Pony Tail Palm


1. Light/Sun Exposure - Full to partial sun.

2. USDA Hardiness Zones - Not winter hardy in-ground.

3. Planting Distance - One plant per 12 inch or larger container. Transplant into a larger container as needed.

4. Mature Height/Spread - 5 feet tall with a 2 to 3 foot spread.

5. Planting Instructions -  Fill the container with soil to within 4 inches of the top. Dig a hole in soil to insert the lower part of the root ball.  Remove plastic containers and loosen up roots that have encircled the growing pot.  Place the plant in the hole and back fill to original soil line.  Water well, and if necessary, adjust the plant so that it is upright. Add additional soil to bring the level back up to the original soil line. Never insert the plant lower than the original top of the soil ball.


This tropical-looking plant has distinctive foliage and a swollen base. It needs very little care and thrives in a variety of indoor environments, making it the ideal houseplant. Plant it in a decorative pot and add a touch of tropical flair to any room or enjoy it outdoors during the summer months!


Water - Pony Tail Palms do not require frequent watering. Allow the soil surface to become dry between waterings and water only occasionally during the winter. Overwatering can be as damaging as under watering. Be sure that the area surrounding your plant does not become a water-holding bog and that there is adequate drainage to move excess water away from the plant. Pony Tail Palms that are overwatered will develop stem rot and other problems.

Mulching - Apply a 2-4 inch layer of shredded bark, compost or other organic mulch around your plants to promote moisture retention, maintain even soil temperatures, and to discourage weed growth.

Grooming - Clip off unsightly or dead growth to maintain attractive form and shape.

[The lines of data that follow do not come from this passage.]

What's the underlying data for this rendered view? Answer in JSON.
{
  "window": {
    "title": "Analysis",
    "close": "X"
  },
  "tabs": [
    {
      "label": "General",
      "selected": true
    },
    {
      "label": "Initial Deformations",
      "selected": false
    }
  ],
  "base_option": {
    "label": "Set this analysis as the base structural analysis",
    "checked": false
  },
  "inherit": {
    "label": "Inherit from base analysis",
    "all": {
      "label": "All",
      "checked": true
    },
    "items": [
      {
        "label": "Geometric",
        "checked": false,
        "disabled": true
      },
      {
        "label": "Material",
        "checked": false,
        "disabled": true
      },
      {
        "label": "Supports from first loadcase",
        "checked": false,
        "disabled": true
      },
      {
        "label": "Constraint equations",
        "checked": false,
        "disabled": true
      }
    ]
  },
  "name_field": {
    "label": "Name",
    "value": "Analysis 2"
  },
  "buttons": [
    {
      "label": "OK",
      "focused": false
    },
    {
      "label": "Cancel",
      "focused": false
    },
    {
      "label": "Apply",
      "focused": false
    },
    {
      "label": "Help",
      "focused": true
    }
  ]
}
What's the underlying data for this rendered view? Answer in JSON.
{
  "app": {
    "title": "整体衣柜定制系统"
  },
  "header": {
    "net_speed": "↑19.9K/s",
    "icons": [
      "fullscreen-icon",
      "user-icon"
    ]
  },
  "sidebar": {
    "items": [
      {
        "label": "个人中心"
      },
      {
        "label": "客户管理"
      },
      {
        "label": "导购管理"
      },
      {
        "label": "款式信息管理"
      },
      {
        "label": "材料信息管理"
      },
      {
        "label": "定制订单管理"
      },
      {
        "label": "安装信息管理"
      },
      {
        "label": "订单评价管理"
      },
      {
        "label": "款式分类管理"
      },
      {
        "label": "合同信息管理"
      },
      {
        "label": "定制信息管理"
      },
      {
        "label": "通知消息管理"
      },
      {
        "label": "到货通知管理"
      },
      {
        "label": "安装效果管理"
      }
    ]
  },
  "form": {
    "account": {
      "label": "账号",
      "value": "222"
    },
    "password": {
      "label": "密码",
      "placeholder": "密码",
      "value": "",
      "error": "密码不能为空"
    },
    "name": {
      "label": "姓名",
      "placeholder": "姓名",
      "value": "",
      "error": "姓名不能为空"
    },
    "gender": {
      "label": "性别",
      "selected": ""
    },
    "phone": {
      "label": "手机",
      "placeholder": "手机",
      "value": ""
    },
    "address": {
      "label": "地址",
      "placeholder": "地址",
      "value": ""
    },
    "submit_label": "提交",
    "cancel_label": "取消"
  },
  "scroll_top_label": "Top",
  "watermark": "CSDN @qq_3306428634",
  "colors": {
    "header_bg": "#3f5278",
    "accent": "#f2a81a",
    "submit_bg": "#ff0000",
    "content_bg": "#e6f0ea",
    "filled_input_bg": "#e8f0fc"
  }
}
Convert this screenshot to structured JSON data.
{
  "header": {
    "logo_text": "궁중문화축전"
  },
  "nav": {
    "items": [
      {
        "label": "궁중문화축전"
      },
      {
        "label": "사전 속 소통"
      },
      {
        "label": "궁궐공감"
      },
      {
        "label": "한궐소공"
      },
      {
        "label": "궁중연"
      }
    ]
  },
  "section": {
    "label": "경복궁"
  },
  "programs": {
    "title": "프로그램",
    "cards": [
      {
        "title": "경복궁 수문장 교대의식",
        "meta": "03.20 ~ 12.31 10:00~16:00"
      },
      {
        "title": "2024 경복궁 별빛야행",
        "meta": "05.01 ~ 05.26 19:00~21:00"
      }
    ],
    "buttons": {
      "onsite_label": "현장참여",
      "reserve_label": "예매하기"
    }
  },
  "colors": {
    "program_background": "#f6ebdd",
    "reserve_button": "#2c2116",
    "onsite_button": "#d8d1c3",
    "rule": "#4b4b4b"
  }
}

Feeding - Feed your plants once every 2-3 weeks during the growing season with a water-soluble fertilizer such as Cottage Farms' Carefree Bud-N-Flower Booster. Discontinue feeding after September 1st so your plants can harden off for winter. Resume fertilizing when new growth appears in the spring.

Winterizing - Do not let your plant freeze. Instead, at the first sign of frost, inspect and treat for pests, then enjoy it as a houseplant during the colder months.

When you bring your plant indoors for the winter, select a room that is bright, preferably one with a southern exposure. Indoors, plants tend to dry out from lack of humidity; however; this does not mean to water it daily. Bathrooms, especially those with a southern exposure, will provide a naturally humid environment for your plant.

If you place your plant in any other room, you can boost the humidity level around it by filling a shallow tray with gravel and water then placing the pot in the tray. The water level should be slightly below the gravel so that the pot is not submerged in the water. You may also use a spray bottle to mist the plant with water once a week.

All other watering and feeding indoors should be reduced significantly. Do not over water or allow your plant to sit in water. Follow these simple steps and remove unsightly or dead growth over the winter, to extend your plant’s performance.

In spring when temperatures begin to rise, ease the plant into a full watering schedule and move back outdoors for the summer.


CAUTION: Not all plant material is edible. Though most plants are harmless, some contain toxic substances which can cause headaches, nausea, dizziness, or other discomforts. As a general rule, only known food products should be eaten. In case of ingestion, please contact your local poison control center at once and advise them of the plant ingested. Keep out of reach of children.